The Financial Times’ political editor George Parker explains the UK’s attempts to break the Brexit deadlock. Plus: Nato’s concerns over China, orders that gag the media and Disney’s adaptations of classic films.
Will Donald Trump's plans to build a wall end in failure? Plus: concerns about the legitimacy of Thailand's general election, big tech's questionable efforts to combat extremism and an art project in Stockholm cheering up anxious commuters.
We have the latest as Donald Trump is cleared of conspiring with Russia. Plus: the UK government considers replacing Theresa May over her handling of Brexit, Amsterdam attempts to clamp down on property magnates and Monocle’s Gabriel Leigh rounds up the biggest stories from the world of transport.
Why is the Golan Heights so important? Plus, we discuss why Brazil’s former president Michel Temer has been detained, the cities that have changed their names and whether our interpretation of famous art matters.
Can the US help to end the war in Yemen? Plus: the EU’s attempts to tackle fake news and disinformation, a satirical take on Brexit and why Arkansas wants statues that are more representative.
Are EU leaders in the mood for renegotiating Brexit? We also find out why Kazakhstan’s leader resigned after 30 years, discuss China’s interest in Italy and assess plans to build a tunnel between Austria and Slovenia.
What can the world’s politicians learn from New Zealand’s handling of the Christchurch attacks? We also discuss the difficulties of reforming the US voting system, explore historically low interest rates in Switzerland and find out how the UK’s top music artists are trying to save the country’s live-music scene.

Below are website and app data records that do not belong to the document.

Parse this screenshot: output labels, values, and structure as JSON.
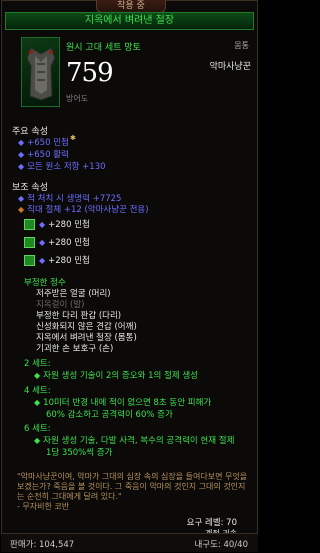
{
  "header": {
    "equipped": "착용 중",
    "title": "지옥에서 벼려낸 철장"
  },
  "item": {
    "type": "원시 고대 세트 망토",
    "slot": "몸통",
    "armor": "759",
    "armor_label": "방어도",
    "class_label": "악마사냥꾼"
  },
  "primary": {
    "heading": "주요 속성",
    "stats": [
      "+650 민첩",
      "+650 활력",
      "모든 원소 저항 +130"
    ]
  },
  "secondary": {
    "heading": "보조 속성",
    "stats": [
      "적 처치 시 생명력 +7725",
      "직대 절체 +12 (악마사냥꾼 전용)"
    ]
  },
  "sockets": [
    "+280 민첩",
    "+280 민첩",
    "+280 민첩"
  ],
  "set": {
    "name": "부정한 정수",
    "pieces_owned": [
      "저주받은 얼굴 (머리)",
      "부정한 다리 판갑 (다리)",
      "신성화되지 않은 견갑 (어깨)",
      "지옥에서 벼려낸 철장 (몸통)",
      "기괴한 손 보호구 (손)"
    ],
    "pieces_missing": [
      "지옥걸이 (발)"
    ],
    "bonus2_label": "2 세트:",
    "bonus2_text": "자원 생성 기술이 2의 증오와 1의 절제 생성",
    "bonus4_label": "4 세트:",
    "bonus4_text1": "10미터 반경 내에 적이 없으면 8초 동안 피해가",
    "bonus4_text2": "60% 감소하고 공격력이 60% 증가",
    "bonus6_label": "6 세트:",
    "bonus6_text1": "자원 생성 기술, 다발 사격, 복수의 공격력이 현재 절제",
    "bonus6_text2": "1당 350%씩 증가"
  },
  "flavor": {
    "text": "\"악마사냥꾼이여, 악마가 그대의 심장 속의 심장을 들여다보면 무엇을 보겠는가? 죽음을 볼 것이다. 그 죽음이 악마의 것인지 그대의 것인지는 순전히 그대에게 달려 있다.\"",
    "author": "- 무자비한 코반"
  },
  "requirements": {
    "level": "요구 레벨: 70",
    "bound": "계정 귀속"
  },
  "footer": {
    "sell": "판매가: 104,547",
    "durability": "내구도: 40/40"
  },
  "colors": {
    "set_green": "#3ee24f",
    "magic_blue": "#6d6dff",
    "legendary_orange": "#c9782b"
  }
}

New Zealand vows to tighten gun laws in response to the country’s worst mass shooting. Plus: Germany’s biggest banks mull a merger, Macron unveils anti-rioting measures and Japan’s space agency teams up with Toyota.

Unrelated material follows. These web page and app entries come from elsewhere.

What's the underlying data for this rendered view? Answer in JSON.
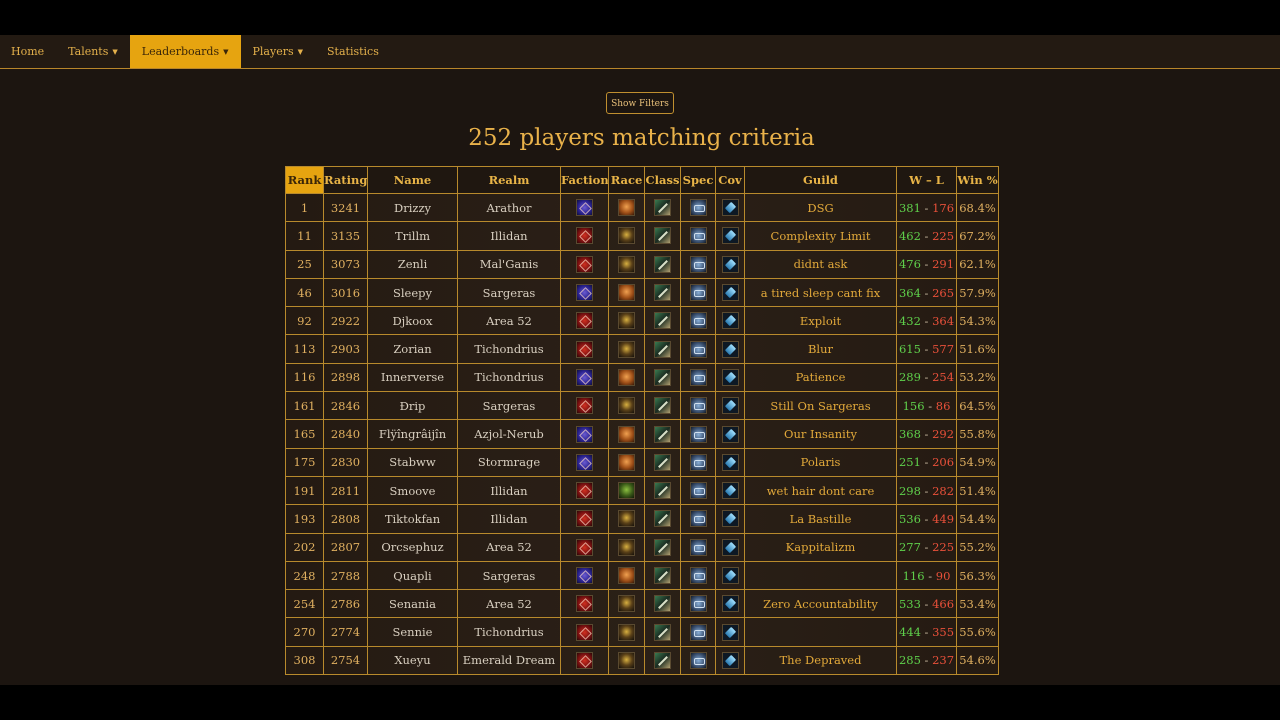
{
  "nav": {
    "items": [
      {
        "label": "Home",
        "active": false,
        "dropdown": false
      },
      {
        "label": "Talents",
        "active": false,
        "dropdown": true
      },
      {
        "label": "Leaderboards",
        "active": true,
        "dropdown": true
      },
      {
        "label": "Players",
        "active": false,
        "dropdown": true
      },
      {
        "label": "Statistics",
        "active": false,
        "dropdown": false
      }
    ]
  },
  "filters_button": "Show Filters",
  "heading": "252 players matching criteria",
  "colors": {
    "accent": "#e6a410",
    "wins": "#5fd04b",
    "losses": "#e8503a",
    "guild": "#e2a93a"
  },
  "table": {
    "headers": [
      "Rank",
      "Rating",
      "Name",
      "Realm",
      "Faction",
      "Race",
      "Class",
      "Spec",
      "Cov",
      "Guild",
      "W – L",
      "Win %"
    ],
    "rows": [
      {
        "rank": "1",
        "rating": "3241",
        "name": "Drizzy",
        "realm": "Arathor",
        "faction": "alliance",
        "race": "race-a",
        "guild": "DSG",
        "wins": "381",
        "losses": "176",
        "winpct": "68.4%"
      },
      {
        "rank": "11",
        "rating": "3135",
        "name": "Trillm",
        "realm": "Illidan",
        "faction": "horde",
        "race": "race-b",
        "guild": "Complexity Limit",
        "wins": "462",
        "losses": "225",
        "winpct": "67.2%"
      },
      {
        "rank": "25",
        "rating": "3073",
        "name": "Zenli",
        "realm": "Mal'Ganis",
        "faction": "horde",
        "race": "race-b",
        "guild": "didnt ask",
        "wins": "476",
        "losses": "291",
        "winpct": "62.1%"
      },
      {
        "rank": "46",
        "rating": "3016",
        "name": "Sleepy",
        "realm": "Sargeras",
        "faction": "alliance",
        "race": "race-a",
        "guild": "a tired sleep cant fix",
        "wins": "364",
        "losses": "265",
        "winpct": "57.9%"
      },
      {
        "rank": "92",
        "rating": "2922",
        "name": "Djkoox",
        "realm": "Area 52",
        "faction": "horde",
        "race": "race-b",
        "guild": "Exploit",
        "wins": "432",
        "losses": "364",
        "winpct": "54.3%"
      },
      {
        "rank": "113",
        "rating": "2903",
        "name": "Zorian",
        "realm": "Tichondrius",
        "faction": "horde",
        "race": "race-b",
        "guild": "Blur",
        "wins": "615",
        "losses": "577",
        "winpct": "51.6%"
      },
      {
        "rank": "116",
        "rating": "2898",
        "name": "Innerverse",
        "realm": "Tichondrius",
        "faction": "alliance",
        "race": "race-a",
        "guild": "Patience",
        "wins": "289",
        "losses": "254",
        "winpct": "53.2%"
      },
      {
        "rank": "161",
        "rating": "2846",
        "name": "Đrip",
        "realm": "Sargeras",
        "faction": "horde",
        "race": "race-b",
        "guild": "Still On Sargeras",
        "wins": "156",
        "losses": "86",
        "winpct": "64.5%"
      },
      {
        "rank": "165",
        "rating": "2840",
        "name": "Flÿîngrâijîn",
        "realm": "Azjol-Nerub",
        "faction": "alliance",
        "race": "race-a",
        "guild": "Our Insanity",
        "wins": "368",
        "losses": "292",
        "winpct": "55.8%"
      },
      {
        "rank": "175",
        "rating": "2830",
        "name": "Stabww",
        "realm": "Stormrage",
        "faction": "alliance",
        "race": "race-a",
        "guild": "Polaris",
        "wins": "251",
        "losses": "206",
        "winpct": "54.9%"
      },
      {
        "rank": "191",
        "rating": "2811",
        "name": "Smoove",
        "realm": "Illidan",
        "faction": "horde",
        "race": "race-c",
        "guild": "wet hair dont care",
        "wins": "298",
        "losses": "282",
        "winpct": "51.4%"
      },
      {
        "rank": "193",
        "rating": "2808",
        "name": "Tiktokfan",
        "realm": "Illidan",
        "faction": "horde",
        "race": "race-b",
        "guild": "La Bastille",
        "wins": "536",
        "losses": "449",
        "winpct": "54.4%"
      },
      {
        "rank": "202",
        "rating": "2807",
        "name": "Orcsephuz",
        "realm": "Area 52",
        "faction": "horde",
        "race": "race-b",
        "guild": "Kappitalizm",
        "wins": "277",
        "losses": "225",
        "winpct": "55.2%"
      },
      {
        "rank": "248",
        "rating": "2788",
        "name": "Quapli",
        "realm": "Sargeras",
        "faction": "alliance",
        "race": "race-a",
        "guild": "",
        "wins": "116",
        "losses": "90",
        "winpct": "56.3%"
      },
      {
        "rank": "254",
        "rating": "2786",
        "name": "Senania",
        "realm": "Area 52",
        "faction": "horde",
        "race": "race-b",
        "guild": "Zero Accountability",
        "wins": "533",
        "losses": "466",
        "winpct": "53.4%"
      },
      {
        "rank": "270",
        "rating": "2774",
        "name": "Sennie",
        "realm": "Tichondrius",
        "faction": "horde",
        "race": "race-b",
        "guild": "",
        "wins": "444",
        "losses": "355",
        "winpct": "55.6%"
      },
      {
        "rank": "308",
        "rating": "2754",
        "name": "Xueyu",
        "realm": "Emerald Dream",
        "faction": "horde",
        "race": "race-b",
        "guild": "The Depraved",
        "wins": "285",
        "losses": "237",
        "winpct": "54.6%"
      }
    ]
  }
}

The latest on the Christchurch shootings. Is enough being done to tackle far-right extremism? Plus, cultural heritage in the Balkans, Tom Ford and the CFDA and will Shinzo Abe lead his party for a fourth term?
Can a former Texan punk rocker become the next US president? We also explore how Russia is commemorating the annexation of Crimea, discuss how an economic recession is defined and take you behind the scenes at a trade fair that is dedicated to water and energy.
Will Joe Biden run for the US presidency in 2020? We also ask whether a second Brexit referendum is the only way to avert a full-blown political crisis in the UK, review the day’s front pages and ask whether fashion in politics matters as much at it used to.
What happens if the UK parliament refuses to pass Theresa May’s Brexit deal? Plus: more countries temporarily bar the Boeing 737 Max 8 fleet from flying in and out of their countries, Finland's strict surveillance laws and the politics of US art.
Has Isis finally been defeated in Syria? Plus: the latest on the release of the woman who stands accused of killing the half-brother of North Korea's leader, a check-in with our correspondent at the Geneva Motor Show and do we need more prefixes for numbers?
Are the European Union and the UK government close to agreeing a new Brexit deal? We also find out why Finland's government has collapsed, explore the rapid expanse of 5G networks and our correspondent, Alexei Korolyov, hitches a ride on one of the Austria's sleeper trains.
Chinese technology giant Huawei takes legal action against the US government. Plus: Russia’s intelligence agencies take on the West, Italy’s high-speed rail link with France and Air India’s show of soft power.
Should EU member states revoke the citizenship of jihadists who have fought in Syria? Plus: claims that North Korea is rebuilding a rocket launch site it had promised to dismantle, the difficulties facing new political parties and the latest from Geneva Motor Show.